- Task to carry out: Line by line, repeat all the material exactly as it appears.

Start of Information given

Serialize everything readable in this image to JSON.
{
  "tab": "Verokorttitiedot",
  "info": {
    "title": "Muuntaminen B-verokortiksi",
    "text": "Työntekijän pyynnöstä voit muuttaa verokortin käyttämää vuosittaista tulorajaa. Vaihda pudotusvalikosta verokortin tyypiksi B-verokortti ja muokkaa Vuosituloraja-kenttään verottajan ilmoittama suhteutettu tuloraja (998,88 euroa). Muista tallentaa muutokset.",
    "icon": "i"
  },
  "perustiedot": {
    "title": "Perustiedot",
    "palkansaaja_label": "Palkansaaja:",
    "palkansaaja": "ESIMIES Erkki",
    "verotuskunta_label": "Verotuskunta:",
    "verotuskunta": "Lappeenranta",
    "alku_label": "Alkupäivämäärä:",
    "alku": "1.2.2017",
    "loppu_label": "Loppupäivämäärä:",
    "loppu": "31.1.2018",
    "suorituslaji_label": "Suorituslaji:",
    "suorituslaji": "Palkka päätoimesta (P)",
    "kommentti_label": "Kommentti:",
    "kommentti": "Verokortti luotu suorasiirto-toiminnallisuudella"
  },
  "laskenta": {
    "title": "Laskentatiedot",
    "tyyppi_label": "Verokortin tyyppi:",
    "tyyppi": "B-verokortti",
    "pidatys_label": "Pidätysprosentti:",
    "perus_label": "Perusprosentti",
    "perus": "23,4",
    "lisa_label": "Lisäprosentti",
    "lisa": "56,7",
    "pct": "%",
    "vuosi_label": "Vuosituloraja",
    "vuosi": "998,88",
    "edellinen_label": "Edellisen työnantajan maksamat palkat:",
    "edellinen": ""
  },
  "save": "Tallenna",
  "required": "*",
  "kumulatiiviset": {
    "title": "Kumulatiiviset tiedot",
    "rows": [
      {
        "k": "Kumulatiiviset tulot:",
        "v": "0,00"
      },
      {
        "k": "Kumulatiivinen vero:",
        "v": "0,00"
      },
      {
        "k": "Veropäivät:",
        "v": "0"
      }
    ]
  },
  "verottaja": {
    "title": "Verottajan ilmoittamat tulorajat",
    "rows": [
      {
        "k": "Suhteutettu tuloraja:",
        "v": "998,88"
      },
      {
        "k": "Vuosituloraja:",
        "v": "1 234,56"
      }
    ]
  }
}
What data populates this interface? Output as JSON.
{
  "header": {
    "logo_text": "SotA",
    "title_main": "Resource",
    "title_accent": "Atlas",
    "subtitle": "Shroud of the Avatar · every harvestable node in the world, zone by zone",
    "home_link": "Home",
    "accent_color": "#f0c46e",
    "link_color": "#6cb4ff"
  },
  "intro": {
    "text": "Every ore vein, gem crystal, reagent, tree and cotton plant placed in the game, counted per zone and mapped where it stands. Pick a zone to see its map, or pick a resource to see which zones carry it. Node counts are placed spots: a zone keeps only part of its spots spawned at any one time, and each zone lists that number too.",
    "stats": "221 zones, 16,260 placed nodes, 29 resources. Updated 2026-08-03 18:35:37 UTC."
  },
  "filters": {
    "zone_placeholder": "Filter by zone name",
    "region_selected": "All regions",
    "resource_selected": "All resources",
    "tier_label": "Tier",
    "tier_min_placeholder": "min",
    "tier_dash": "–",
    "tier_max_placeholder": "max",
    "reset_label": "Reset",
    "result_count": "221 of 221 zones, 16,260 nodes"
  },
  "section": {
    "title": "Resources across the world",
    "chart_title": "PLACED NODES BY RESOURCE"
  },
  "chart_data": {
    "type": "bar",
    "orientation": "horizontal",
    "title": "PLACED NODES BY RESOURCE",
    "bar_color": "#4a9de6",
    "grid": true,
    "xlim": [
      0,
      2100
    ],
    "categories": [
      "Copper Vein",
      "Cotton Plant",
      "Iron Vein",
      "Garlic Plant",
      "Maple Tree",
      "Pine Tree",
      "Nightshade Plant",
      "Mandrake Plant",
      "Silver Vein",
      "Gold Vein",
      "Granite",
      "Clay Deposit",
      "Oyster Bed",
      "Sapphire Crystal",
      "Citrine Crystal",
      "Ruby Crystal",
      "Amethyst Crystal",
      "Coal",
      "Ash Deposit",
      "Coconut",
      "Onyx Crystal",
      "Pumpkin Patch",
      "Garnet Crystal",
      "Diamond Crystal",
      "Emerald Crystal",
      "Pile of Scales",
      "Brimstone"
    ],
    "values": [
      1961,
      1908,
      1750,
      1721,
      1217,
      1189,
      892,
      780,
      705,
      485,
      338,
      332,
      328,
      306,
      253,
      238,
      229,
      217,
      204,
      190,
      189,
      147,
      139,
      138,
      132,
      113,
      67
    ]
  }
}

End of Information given

- Task output:
Serialize everything readable in this image to JSON.
{
  "tab": "Verokorttitiedot",
  "info": {
    "title": "Muuntaminen B-verokortiksi",
    "text": "Työntekijän pyynnöstä voit muuttaa verokortin käyttämää vuosittaista tulorajaa. Vaihda pudotusvalikosta verokortin tyypiksi B-verokortti ja muokkaa Vuosituloraja-kenttään verottajan ilmoittama suhteutettu tuloraja (998,88 euroa). Muista tallentaa muutokset.",
    "icon": "i"
  },
  "perustiedot": {
    "title": "Perustiedot",
    "palkansaaja_label": "Palkansaaja:",
    "palkansaaja": "ESIMIES Erkki",
    "verotuskunta_label": "Verotuskunta:",
    "verotuskunta": "Lappeenranta",
    "alku_label": "Alkupäivämäärä:",
    "alku": "1.2.2017",
    "loppu_label": "Loppupäivämäärä:",
    "loppu": "31.1.2018",
    "suorituslaji_label": "Suorituslaji:",
    "suorituslaji": "Palkka päätoimesta (P)",
    "kommentti_label": "Kommentti:",
    "kommentti": "Verokortti luotu suorasiirto-toiminnallisuudella"
  },
  "laskenta": {
    "title": "Laskentatiedot",
    "tyyppi_label": "Verokortin tyyppi:",
    "tyyppi": "B-verokortti",
    "pidatys_label": "Pidätysprosentti:",
    "perus_label": "Perusprosentti",
    "perus": "23,4",
    "lisa_label": "Lisäprosentti",
    "lisa": "56,7",
    "pct": "%",
    "vuosi_label": "Vuosituloraja",
    "vuosi": "998,88",
    "edellinen_label": "Edellisen työnantajan maksamat palkat:",
    "edellinen": ""
  },
  "save": "Tallenna",
  "required": "*",
  "kumulatiiviset": {
    "title": "Kumulatiiviset tiedot",
    "rows": [
      {
        "k": "Kumulatiiviset tulot:",
        "v": "0,00"
      },
      {
        "k": "Kumulatiivinen vero:",
        "v": "0,00"
      },
      {
        "k": "Veropäivät:",
        "v": "0"
      }
    ]
  },
  "verottaja": {
    "title": "Verottajan ilmoittamat tulorajat",
    "rows": [
      {
        "k": "Suhteutettu tuloraja:",
        "v": "998,88"
      },
      {
        "k": "Vuosituloraja:",
        "v": "1 234,56"
      }
    ]
  }
}
What data populates this interface? Output as JSON.
{
  "header": {
    "logo_text": "SotA",
    "title_main": "Resource",
    "title_accent": "Atlas",
    "subtitle": "Shroud of the Avatar · every harvestable node in the world, zone by zone",
    "home_link": "Home",
    "accent_color": "#f0c46e",
    "link_color": "#6cb4ff"
  },
  "intro": {
    "text": "Every ore vein, gem crystal, reagent, tree and cotton plant placed in the game, counted per zone and mapped where it stands. Pick a zone to see its map, or pick a resource to see which zones carry it. Node counts are placed spots: a zone keeps only part of its spots spawned at any one time, and each zone lists that number too.",
    "stats": "221 zones, 16,260 placed nodes, 29 resources. Updated 2026-08-03 18:35:37 UTC."
  },
  "filters": {
    "zone_placeholder": "Filter by zone name",
    "region_selected": "All regions",
    "resource_selected": "All resources",
    "tier_label": "Tier",
    "tier_min_placeholder": "min",
    "tier_dash": "–",
    "tier_max_placeholder": "max",
    "reset_label": "Reset",
    "result_count": "221 of 221 zones, 16,260 nodes"
  },
  "section": {
    "title": "Resources across the world",
    "chart_title": "PLACED NODES BY RESOURCE"
  },
  "chart_data": {
    "type": "bar",
    "orientation": "horizontal",
    "title": "PLACED NODES BY RESOURCE",
    "bar_color": "#4a9de6",
    "grid": true,
    "xlim": [
      0,
      2100
    ],
    "categories": [
      "Copper Vein",
      "Cotton Plant",
      "Iron Vein",
      "Garlic Plant",
      "Maple Tree",
      "Pine Tree",
      "Nightshade Plant",
      "Mandrake Plant",
      "Silver Vein",
      "Gold Vein",
      "Granite",
      "Clay Deposit",
      "Oyster Bed",
      "Sapphire Crystal",
      "Citrine Crystal",
      "Ruby Crystal",
      "Amethyst Crystal",
      "Coal",
      "Ash Deposit",
      "Coconut",
      "Onyx Crystal",
      "Pumpkin Patch",
      "Garnet Crystal",
      "Diamond Crystal",
      "Emerald Crystal",
      "Pile of Scales",
      "Brimstone"
    ],
    "values": [
      1961,
      1908,
      1750,
      1721,
      1217,
      1189,
      892,
      780,
      705,
      485,
      338,
      332,
      328,
      306,
      253,
      238,
      229,
      217,
      204,
      190,
      189,
      147,
      139,
      138,
      132,
      113,
      67
    ]
  }
}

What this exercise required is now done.